Best practices are tried and true strategies for success. Or at least, that’s what the companies that follow best practices believe: make safe choices and avoid risks by doing things the way they’ve always been done. But when does conventional wisdom become a hindrance?
“Best practices have never been anything more than a path to becoming average, according to Steven Goldbach, a principal at Deloitte, the organization’s chief strategy officer, and co-author of “Detonate: Why – and How – Corporations Must Blow Up Best Practices (And Bring a Beginner’s Mind) to Survive.” In fact, Goldbach says that mathematically speaking, if every company you compete with adopts best practices, then all of those company are average. “Best practices have never been a path to gaining advantage – at best, they were a way to stop doing things that were destroying value in your business.” He admits that in the past, following best practices could produce short-term efficiency gains, but notes that this was when change was more predictable and linear.

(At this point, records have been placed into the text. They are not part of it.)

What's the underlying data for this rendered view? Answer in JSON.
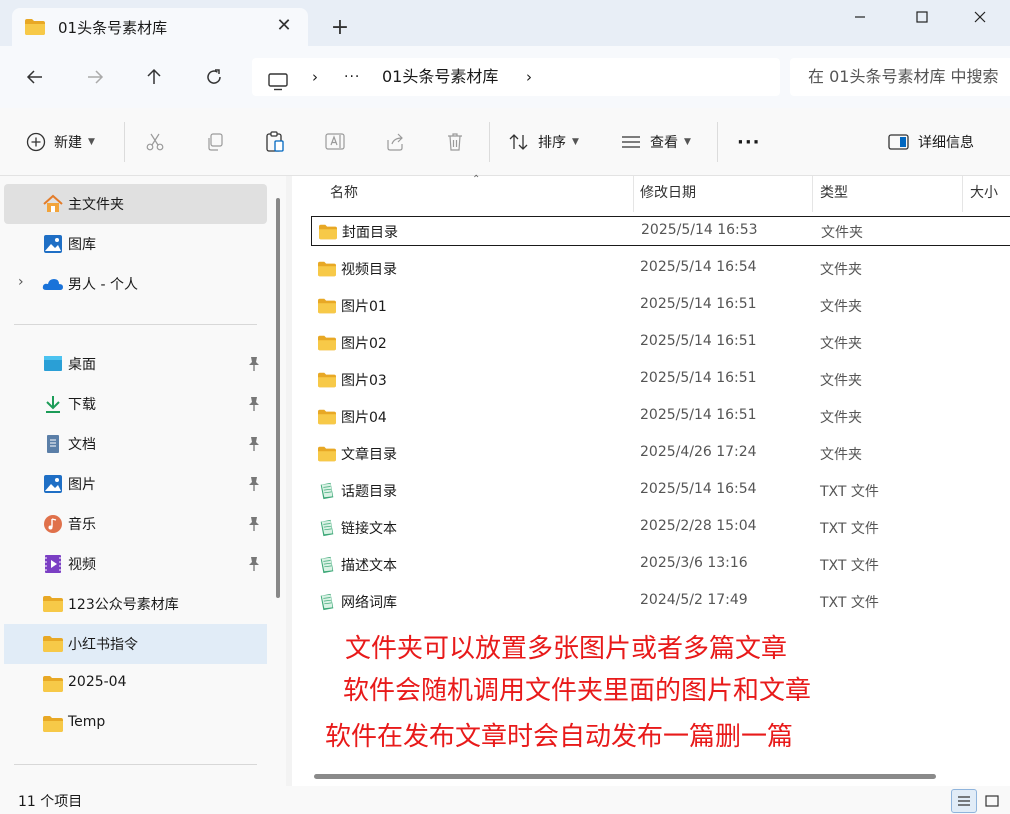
{
  "tab": {
    "title": "01头条号素材库",
    "close": "✕",
    "new_tab": "+"
  },
  "window": {
    "minimize": "—",
    "maximize": "□",
    "close": "✕"
  },
  "address": {
    "ellipsis": "···",
    "current": "01头条号素材库",
    "search_placeholder": "在 01头条号素材库 中搜索"
  },
  "toolbar": {
    "new_label": "新建",
    "sort_label": "排序",
    "view_label": "查看",
    "more": "···",
    "details_label": "详细信息"
  },
  "sidebar": {
    "items": [
      {
        "label": "主文件夹",
        "icon": "home-icon"
      },
      {
        "label": "图库",
        "icon": "gallery-icon"
      },
      {
        "label": "男人 - 个人",
        "icon": "onedrive-icon"
      },
      {
        "label": "桌面",
        "icon": "desktop-icon"
      },
      {
        "label": "下载",
        "icon": "download-icon"
      },
      {
        "label": "文档",
        "icon": "documents-icon"
      },
      {
        "label": "图片",
        "icon": "pictures-icon"
      },
      {
        "label": "音乐",
        "icon": "music-icon"
      },
      {
        "label": "视频",
        "icon": "videos-icon"
      },
      {
        "label": "123公众号素材库",
        "icon": "folder-icon"
      },
      {
        "label": "小红书指令",
        "icon": "folder-icon"
      },
      {
        "label": "2025-04",
        "icon": "folder-icon"
      },
      {
        "label": "Temp",
        "icon": "folder-icon"
      }
    ]
  },
  "columns": {
    "name": "名称",
    "date": "修改日期",
    "type": "类型",
    "size": "大小"
  },
  "files": [
    {
      "name": "封面目录",
      "date": "2025/5/14 16:53",
      "type": "文件夹",
      "kind": "folder"
    },
    {
      "name": "视频目录",
      "date": "2025/5/14 16:54",
      "type": "文件夹",
      "kind": "folder"
    },
    {
      "name": "图片01",
      "date": "2025/5/14 16:51",
      "type": "文件夹",
      "kind": "folder"
    },
    {
      "name": "图片02",
      "date": "2025/5/14 16:51",
      "type": "文件夹",
      "kind": "folder"
    },
    {
      "name": "图片03",
      "date": "2025/5/14 16:51",
      "type": "文件夹",
      "kind": "folder"
    },
    {
      "name": "图片04",
      "date": "2025/5/14 16:51",
      "type": "文件夹",
      "kind": "folder"
    },
    {
      "name": "文章目录",
      "date": "2025/4/26 17:24",
      "type": "文件夹",
      "kind": "folder"
    },
    {
      "name": "话题目录",
      "date": "2025/5/14 16:54",
      "type": "TXT 文件",
      "kind": "txt"
    },
    {
      "name": "链接文本",
      "date": "2025/2/28 15:04",
      "type": "TXT 文件",
      "kind": "txt"
    },
    {
      "name": "描述文本",
      "date": "2025/3/6 13:16",
      "type": "TXT 文件",
      "kind": "txt"
    },
    {
      "name": "网络词库",
      "date": "2024/5/2 17:49",
      "type": "TXT 文件",
      "kind": "txt"
    }
  ],
  "annotations": [
    "文件夹可以放置多张图片或者多篇文章",
    "软件会随机调用文件夹里面的图片和文章",
    "软件在发布文章时会自动发布一篇删一篇"
  ],
  "status": {
    "count": "11 个项目"
  },
  "colors": {
    "annotation": "#e81a1a",
    "folder": "#f4c542",
    "accent": "#0067c0"
  }
}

“We now live in a world where evidence of exponential change is showing up throughout all business systems, and sudden surprises—about new opportunities, new sources of competition, new ways of operating, etcetera —have become the new norm,” Goldbach says. But if companies continue to use these average practices, relying on wisdom that worked in the past, the danger is not just small dips in performance, but disruption. “And most importantly, by adopting past practices, we risk not adopting the practices of tomorrow that have the ability to more dramatically increase efficiency and potentially create advantage,” he explains.
Goldbach provides two examples of convention wisdom that no longer makes sense. “Why do companies force shoppers with the largest baskets – and therefore of the most value – to stand in the longest lines?” he asks. “And why do hotels force tired business travelers to wait until the middle of their workday to check in?” These are the types of we’ve-always-done-it-that-way practices that have outlived their usefulness.

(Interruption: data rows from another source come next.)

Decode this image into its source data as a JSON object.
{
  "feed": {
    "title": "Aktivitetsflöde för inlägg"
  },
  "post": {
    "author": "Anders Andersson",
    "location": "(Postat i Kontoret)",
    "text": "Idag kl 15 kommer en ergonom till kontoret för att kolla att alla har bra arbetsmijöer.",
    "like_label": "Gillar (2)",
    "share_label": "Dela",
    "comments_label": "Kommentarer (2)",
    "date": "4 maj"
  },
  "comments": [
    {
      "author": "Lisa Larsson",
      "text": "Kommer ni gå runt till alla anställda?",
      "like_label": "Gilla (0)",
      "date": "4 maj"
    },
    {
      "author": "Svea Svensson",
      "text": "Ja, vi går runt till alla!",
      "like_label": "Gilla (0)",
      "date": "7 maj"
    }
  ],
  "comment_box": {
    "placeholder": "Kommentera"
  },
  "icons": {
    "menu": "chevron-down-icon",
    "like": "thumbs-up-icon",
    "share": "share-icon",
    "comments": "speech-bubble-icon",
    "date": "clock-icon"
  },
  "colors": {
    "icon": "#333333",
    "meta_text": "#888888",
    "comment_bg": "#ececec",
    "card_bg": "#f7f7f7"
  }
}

Developing a beginner’s mindset
Instead of relying on conventional wisdom, companies need to view their organizations through fresh eyes. “’In the beginner’s mind there are many possibilities, but in the expert’s mind there are few’ is my favorite quote from Shunryu Suzuki,” says Geoff Tuff, a principal at Deloitte, a senior leader of the firm’s Innovation and Applied Design practices, and co-author (with Goldbach) of “Detonate.”
Disruption typically comes from outside, and Tuff says it rarely starts within an industry because the industry players tend to adhere to longstanding norms that have been framed by their own past experiences. “They literally can’t see opportunities because they have a view of the world that is constrained,” he explains. “Injecting a beginner’s mindset into a large successful organization can help it see opportunities—or more importantly, threats—that are right in front of them.”
For example, Tuff says new competitors created grocery home delivery, rental cars by the hour, and ordering a car from your phone. “While these examples tend to be from startups, there is nothing available to the startup that is not also available to established companies,” he says. “They just seem better at seeing opportunities to solve customer problems—or more likely, are willing to take action to solve them.”
Manny Medina was one of Amazon’s first employees (he was actually employee number 3), and also worked at Microsoft, where he led the mobile division from launch to $50 million in annual revenue. Medina is now the co-founder and CEO of Seattle-based Outreach, a fast-growing sales engagement platform with over 1,000 customers and over $100M in funding.
“When customer expectations permanently change, disruption occurs, and once it happens, there is no going back to the old way,” he explains. And that’s why it’s so dangerous to rely on your best practices. “When a company is doing well, they often get complacent and stop innovating,” Medina says. “It is comfortable to come into work and focus on a well-defined problem that you can just ‘zone out’ and do.” However, he advises the opposite approach. “When you are winning, that’s the time to get restless and think about what’s around the corner, what’s coming your way that you’re not thinking about,” Medina says. “The best way to control the future is to invent it.”
The business world is changing at a faster pace then ever before. “The processes and systems that we built today, or yesterday, or a few years ago are increasingly unlikely to be the processes and systems we will need tomorrow,” Tuff explains. “Therefore, we have to be increasingly willing to call sunk costs sunk and invent something new when the old stuff just isn’t fit for use anymore,” he warns, “Clinging to relics of the past isn’t the way to win in the future.”